**Requirement**
Retype, word for word, only the lines from the one containing "Serialize everything readable" through the last line of the listing below. Pictures do not belong in the result.

**Data shown**
Segment Open

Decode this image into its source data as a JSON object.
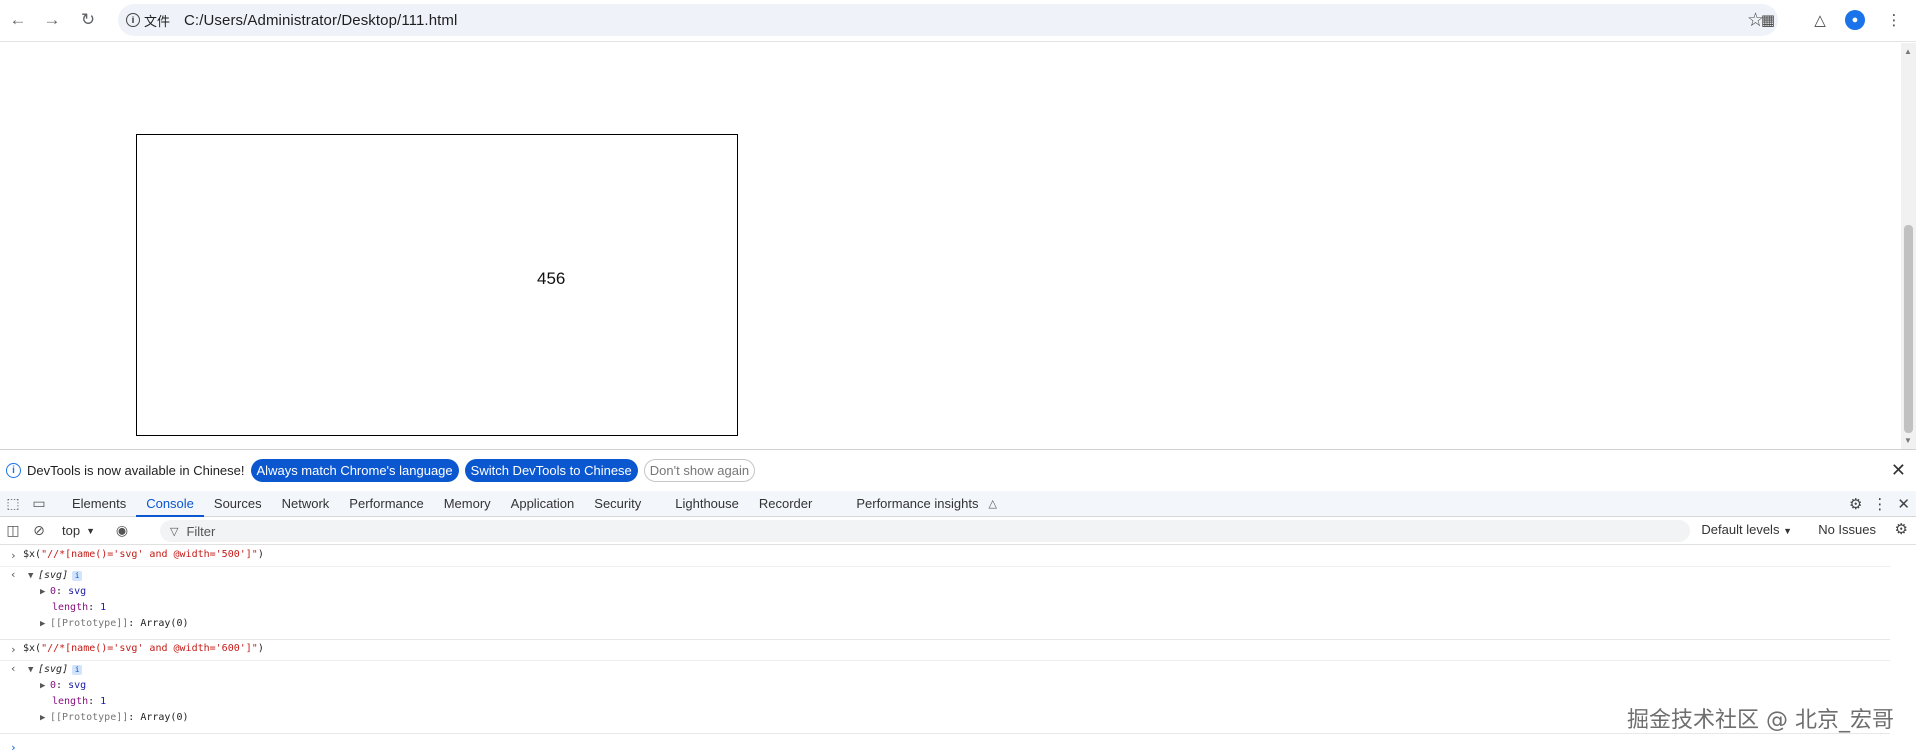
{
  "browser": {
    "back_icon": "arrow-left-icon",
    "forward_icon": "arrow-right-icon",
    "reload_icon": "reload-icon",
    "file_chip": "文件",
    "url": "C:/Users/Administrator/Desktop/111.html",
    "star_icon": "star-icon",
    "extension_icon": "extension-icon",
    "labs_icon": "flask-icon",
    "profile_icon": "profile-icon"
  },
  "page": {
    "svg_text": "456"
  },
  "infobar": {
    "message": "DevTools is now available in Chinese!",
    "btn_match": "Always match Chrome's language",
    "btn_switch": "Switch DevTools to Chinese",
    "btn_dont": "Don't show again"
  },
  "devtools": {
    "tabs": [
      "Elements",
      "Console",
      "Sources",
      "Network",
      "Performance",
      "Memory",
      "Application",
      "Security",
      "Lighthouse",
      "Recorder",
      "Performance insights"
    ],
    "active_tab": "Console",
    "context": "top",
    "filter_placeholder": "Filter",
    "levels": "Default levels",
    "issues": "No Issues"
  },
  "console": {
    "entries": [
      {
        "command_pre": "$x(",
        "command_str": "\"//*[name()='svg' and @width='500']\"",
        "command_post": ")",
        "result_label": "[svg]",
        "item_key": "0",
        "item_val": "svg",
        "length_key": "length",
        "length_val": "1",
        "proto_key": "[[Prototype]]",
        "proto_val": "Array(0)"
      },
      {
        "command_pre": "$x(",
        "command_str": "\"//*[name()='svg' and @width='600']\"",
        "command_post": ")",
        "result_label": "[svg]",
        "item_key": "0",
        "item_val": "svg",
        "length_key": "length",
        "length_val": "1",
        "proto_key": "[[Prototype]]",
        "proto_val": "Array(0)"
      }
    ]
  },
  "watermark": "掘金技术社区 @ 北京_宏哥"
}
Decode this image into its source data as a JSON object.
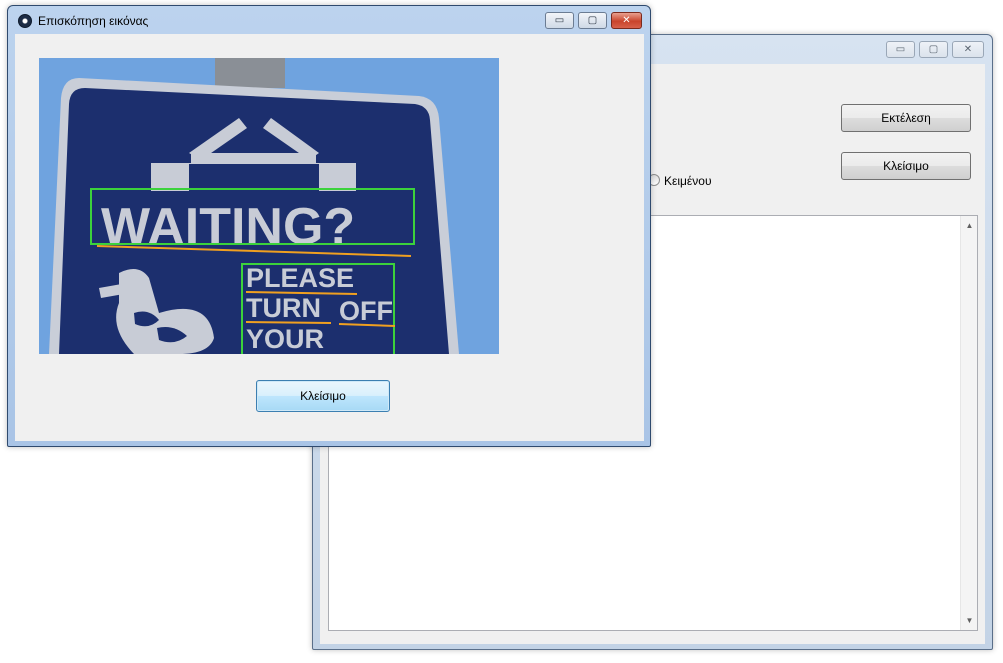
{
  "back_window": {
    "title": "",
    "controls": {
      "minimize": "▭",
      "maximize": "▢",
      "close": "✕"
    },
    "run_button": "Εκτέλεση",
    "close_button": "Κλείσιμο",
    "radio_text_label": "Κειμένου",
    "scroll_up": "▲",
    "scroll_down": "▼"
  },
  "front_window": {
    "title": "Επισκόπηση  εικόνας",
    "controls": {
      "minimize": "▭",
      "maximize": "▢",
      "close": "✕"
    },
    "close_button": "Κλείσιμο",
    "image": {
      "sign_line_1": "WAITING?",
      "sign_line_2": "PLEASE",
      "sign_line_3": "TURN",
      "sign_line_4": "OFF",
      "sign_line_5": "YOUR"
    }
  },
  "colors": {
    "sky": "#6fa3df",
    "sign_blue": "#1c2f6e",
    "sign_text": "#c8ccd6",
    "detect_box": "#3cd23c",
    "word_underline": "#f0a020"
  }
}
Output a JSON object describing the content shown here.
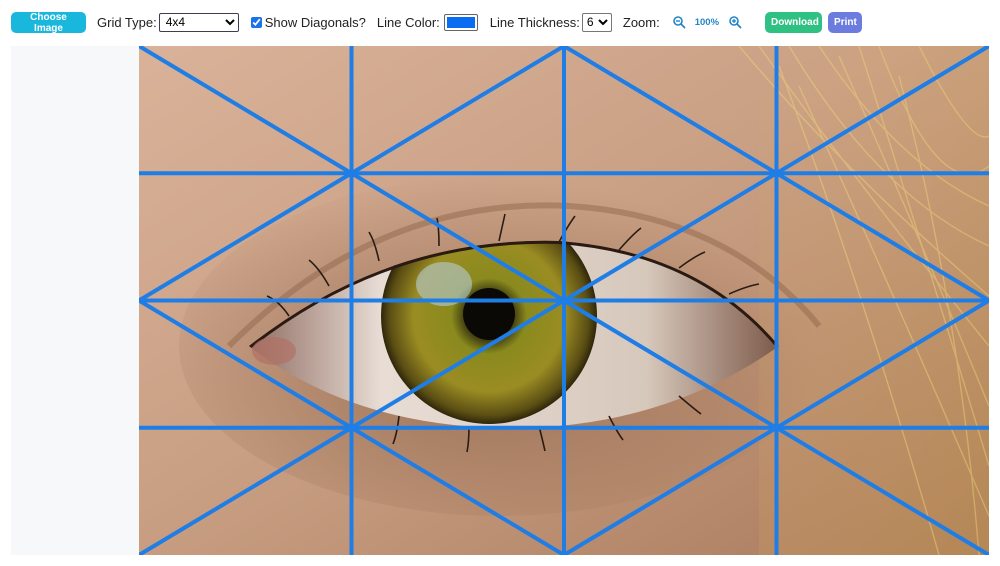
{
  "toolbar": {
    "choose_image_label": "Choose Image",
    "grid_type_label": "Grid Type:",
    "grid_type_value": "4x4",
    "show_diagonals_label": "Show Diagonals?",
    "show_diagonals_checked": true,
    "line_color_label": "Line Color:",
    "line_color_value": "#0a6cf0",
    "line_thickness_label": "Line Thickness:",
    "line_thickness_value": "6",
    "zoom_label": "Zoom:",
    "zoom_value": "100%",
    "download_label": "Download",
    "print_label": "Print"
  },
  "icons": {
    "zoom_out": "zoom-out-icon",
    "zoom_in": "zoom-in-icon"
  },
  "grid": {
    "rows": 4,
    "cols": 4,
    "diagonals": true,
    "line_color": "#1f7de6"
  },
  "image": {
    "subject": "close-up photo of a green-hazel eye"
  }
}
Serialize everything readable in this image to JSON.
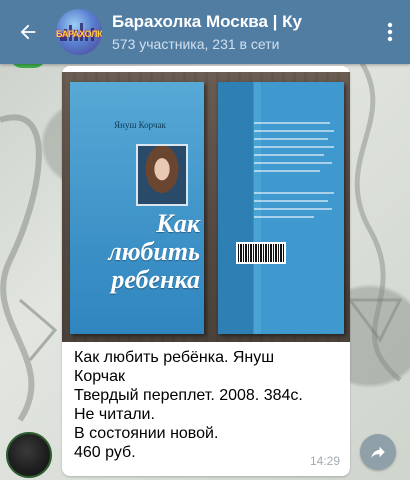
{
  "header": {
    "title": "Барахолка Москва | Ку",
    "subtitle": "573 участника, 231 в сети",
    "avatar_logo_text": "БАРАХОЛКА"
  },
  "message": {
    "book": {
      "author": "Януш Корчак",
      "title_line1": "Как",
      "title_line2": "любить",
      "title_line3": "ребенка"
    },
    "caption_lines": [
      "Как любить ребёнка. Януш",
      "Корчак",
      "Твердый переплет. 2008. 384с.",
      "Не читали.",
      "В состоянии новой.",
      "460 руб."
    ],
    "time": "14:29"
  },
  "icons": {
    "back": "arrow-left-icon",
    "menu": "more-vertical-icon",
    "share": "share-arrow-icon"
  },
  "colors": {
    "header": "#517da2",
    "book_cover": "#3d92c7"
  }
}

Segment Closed

**Written answer**
Serialize everything readable in this image to JSON.
{
  "header": {
    "title": "Барахолка Москва | Ку",
    "subtitle": "573 участника, 231 в сети",
    "avatar_logo_text": "БАРАХОЛКА"
  },
  "message": {
    "book": {
      "author": "Януш Корчак",
      "title_line1": "Как",
      "title_line2": "любить",
      "title_line3": "ребенка"
    },
    "caption_lines": [
      "Как любить ребёнка. Януш",
      "Корчак",
      "Твердый переплет. 2008. 384с.",
      "Не читали.",
      "В состоянии новой.",
      "460 руб."
    ],
    "time": "14:29"
  },
  "icons": {
    "back": "arrow-left-icon",
    "menu": "more-vertical-icon",
    "share": "share-arrow-icon"
  },
  "colors": {
    "header": "#517da2",
    "book_cover": "#3d92c7"
  }
}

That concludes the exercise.